Failure to comply: is Generali already violating its own 2018 coal commitment?
April 24, 2019
By Lucie Pinson
In November 2018, Generali stated that it was engaging with six coal companies since July 2018, and that it would only renew coverage from March 2019 for those that would present and implement a credible transition plan away from coal.
The end of Q1 has long passed, and Generali’s exclusion of Polish and Czech coal companies is now overdue. Unless Generali takes action ahead of its coming AGM, consistent with its 2018 commitment, the insurer faces the risk of being demoted in Insure Our Future’s ranking of insurance companies’ coal policies.
Although Generali did not qualify what a“credible transition plan” looked like, it would be sensible to expect such a plan to align with science-based targets, consistent with the Paris Agreement goal of “limiting global warming to well below 2°C and to pursue efforts to limit temperature increases to 1.5°C above pre-industrial levels”.

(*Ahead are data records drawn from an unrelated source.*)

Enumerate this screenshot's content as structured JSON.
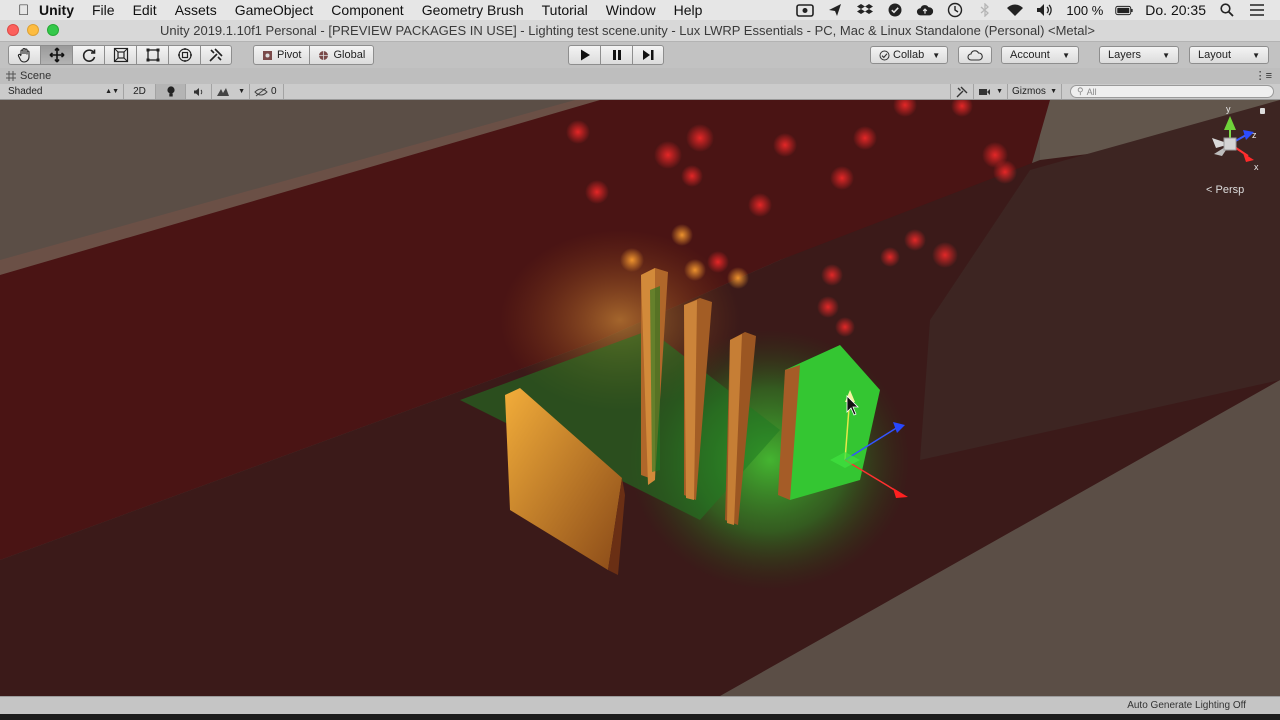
{
  "menubar": {
    "apple_icon": "apple-logo-icon",
    "items": [
      "Unity",
      "File",
      "Edit",
      "Assets",
      "GameObject",
      "Component",
      "Geometry Brush",
      "Tutorial",
      "Window",
      "Help"
    ],
    "battery": "100 %",
    "clock": "Do. 20:35",
    "status_icons": [
      "screen-record-icon",
      "kite-icon",
      "dropbox-icon",
      "check-circle-icon",
      "cloud-icon",
      "time-machine-icon",
      "bluetooth-icon",
      "wifi-icon",
      "volume-icon"
    ]
  },
  "window": {
    "title": "Unity 2019.1.10f1 Personal - [PREVIEW PACKAGES IN USE] - Lighting test scene.unity - Lux LWRP Essentials - PC, Mac & Linux Standalone (Personal) <Metal>"
  },
  "toolbar": {
    "tools": [
      "hand-tool-icon",
      "move-tool-icon",
      "rotate-tool-icon",
      "scale-tool-icon",
      "rect-tool-icon",
      "transform-tool-icon",
      "custom-tool-icon"
    ],
    "pivot_label": "Pivot",
    "global_label": "Global",
    "collab_label": "Collab",
    "account_label": "Account",
    "layers_label": "Layers",
    "layout_label": "Layout"
  },
  "scene": {
    "tab_label": "Scene",
    "shading_mode": "Shaded",
    "mode_2d": "2D",
    "effects_count": "0",
    "gizmos_label": "Gizmos",
    "search_placeholder": "All",
    "persp_label": "Persp",
    "axis_y": "y",
    "axis_z": "z",
    "axis_x": "x"
  },
  "status": {
    "text": "Auto Generate Lighting Off"
  },
  "colors": {
    "floor": "#3a1a18",
    "wall": "#4a1212",
    "ground": "#5a4d45",
    "accent_green": "#38d23a",
    "accent_orange": "#f2a93a"
  }
}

This is even truer for Generali, given that its climate strategy refers to both the Paris Agreement and the IPCC report on a 1.5°C global warming in its very introduction.
If serious about climate science, Generali should mandate its coal companies to immediately stop investing in the development or expansion of coal plants and mines, and publish clearly articulated and detailed plans for the gradual closure of their existing coal assets over the next two years. This will permit the total coal phase-out, required by 2030 at the latest in the OECD and in Europe.
PGE, Europe’s third biggest CO2 emitter and owner of some of Europe’s dirtiest coal plants, is one of the six companies Generali engages with. Far from planning a coal phase-out, PGE is heading in the opposite direction,planning more than 5 GW of new coal capacity and the expansion of its lignite mines. PGE, who have had at least 7 insurance contracts from Generali since 2013, is a striking example of a company without a “credible transition plan”, and should have by now been excluded from Generali insurance support. Other companies including CEZ, Enea and Energa also have no strategies in place to exit the coal sector by 2030.
Almost a month after the end of the engagement process and despite a clear failure by the six companies to adopt a credible transition plan, Generali remains silent. Unless the Italian insurer publicly confirms that existing coverage for these six companies will be terminated and that no more investment or underwriting support will be provided, Generali will be considered as failing to comply with its 2018 commitments.
It was based on these commitments that the last insurance scorecard published by the Insure Our Future campaign in December 2018 ranked Generali in second place for its policy on coal underwriting. A failure of compliance will lead to a severe downgrading of the Italian insurer, and relegate it far behind Swiss Re, Zurich, Allianz, AXA and QBE. Generali’s next AGM on the 7th of May will be a moment of truth.